As much as I enjoy not having a bunch of obligations, I do like to go places and experience things. I just don’t get to all that often. Or at least I haven’t, for the most part. Going to see a musical on my own a couple of years ago did a lot for me. And I’ve decided now, seeing as I love musicals, that I am going to do my best to see at least one every year. I’ve never been a huge concert-goer, they just aren’t my thing. But I did treat myself and my daughter to seeing Celtic Thunder last year. It was such a great experience, just going and enjoying the music, singing along, and seeing these guys whose voices I adore up close!

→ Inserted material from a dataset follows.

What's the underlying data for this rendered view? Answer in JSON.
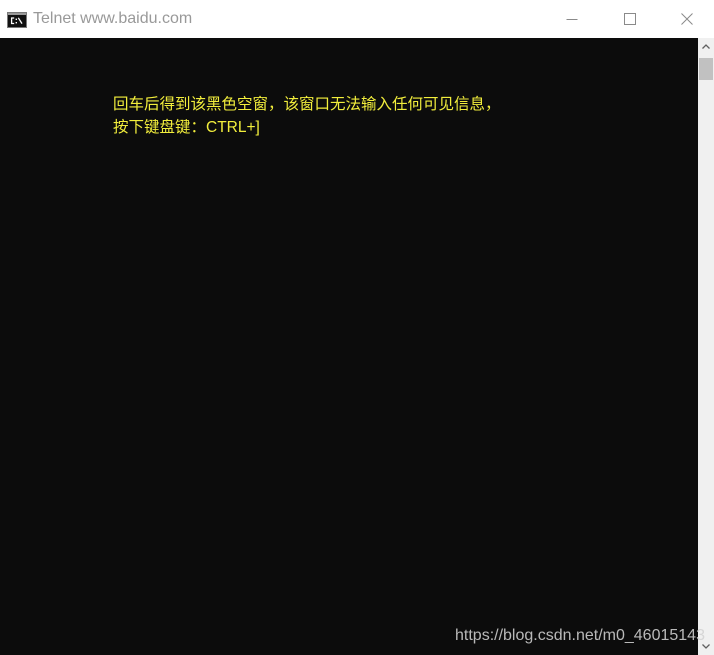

I’m going to see two of my favorite artist from the group in a small concert later this year. And I’m super excited!

I share all of this because, like I said in my last (mostly incoherent post), I figure there has to be another person or two out there who feels much the same as I do. I can’t be the only one. And if that is you, Reader, I hope I can encourage you not to wait until someone wants to go with you to see that show or that concert or that movie. It’s ok to enjoy things by yourself. (Besides, you don’t have to share the popcorn that way!) It’s wonderful to find someone who likes the same things you do, someone with whom you can be your full-on geeky self, but be ok with your own company too. It’s lonely sometimes, but it’s freeing too. And you never know, you just might meet someone else who likes the same things you do and find a friend for life.


Being OK with Being Me (part 1?)

I’ve debated with myself for a while about sharing some of this. I don’t even know for sure what I actually want to say. I just know there are things itching to get out – ponderings, misunderstandings, and conflict swirling in my brain and begging to be released.

I’ve been wondering a lot lately how we so-called grown ups make friends. You know what? It’s harder than it was as a kid.

For the most part, I’m ok with that. As far as girlfriends go, I have a small (really, quite small) group of friends who are the ones I know I can go to, the ones who hear my worries and my most embarrassing moments. I have one (really, just one) who actually knows my deep, closely held fears, the friend who took me by surprise. But none of those friends live near me. Some days I wonder if there’s something wrong with me that prevents me from ever getting a, “Hey  loser, meet me for lunch today,” but I can usually remember that we’re all busy, we all have our minds going in a zillion directions at any given time, and that it probably has nothing to do with me.

Still, being a grown up, I’m learning, is lonely sometimes. I see those moms who DO have those friendships, and I wonder how it happened.
15032755_10154668904521704_5670873838429391269_nThen I realize that either they’ve known each other since before adulthood, or their kids have activities in common. That’s when some of it begins to make more sense. My kid is like me – the things she enjoys aren’t the things most of her peers enjoy.  She spends her time reading, playing video games, learning how computers work, and the one sport she participates in is tennis, which it seems no one around here has discovered. (Seriously, WHAT is that about? Why aren’t more kids into tennis?!)

As for me, I don’t know a lot of gals in real life who play video games, geek out over Marvel movies and British television, and who are crazy about fantasy stories like those given to us by Rowling, Tolkien, and Lewis. I don’t know many who have the compulsion to obsessively seek out every little bit of information about things they find interesting and/or entertaining. (Trivial Pursuit anyone?)

As I said, I debated about sharing. Don’t misunderstand – it isn’t a, “Please be my friend,” sort of share. But it IS a, “Please don’t feel like you’re the only one,” sort of share. I know that if I’ve discovered this not-quite-pleasant-but-it’s-all-ok aspect of adult life, there are likely to be other moms out there who have too. I just thought maybe you’d like to hear that it isn’t you. There are a lot of us out there who feel a bit like a social pariah, who just don’t seem to fit anywhere.

You be you. Embrace your inner weirdness and appreciate the square peg that you are.

After all, there’s no one else in the world exactly like you, and obviously God thought this world needed you.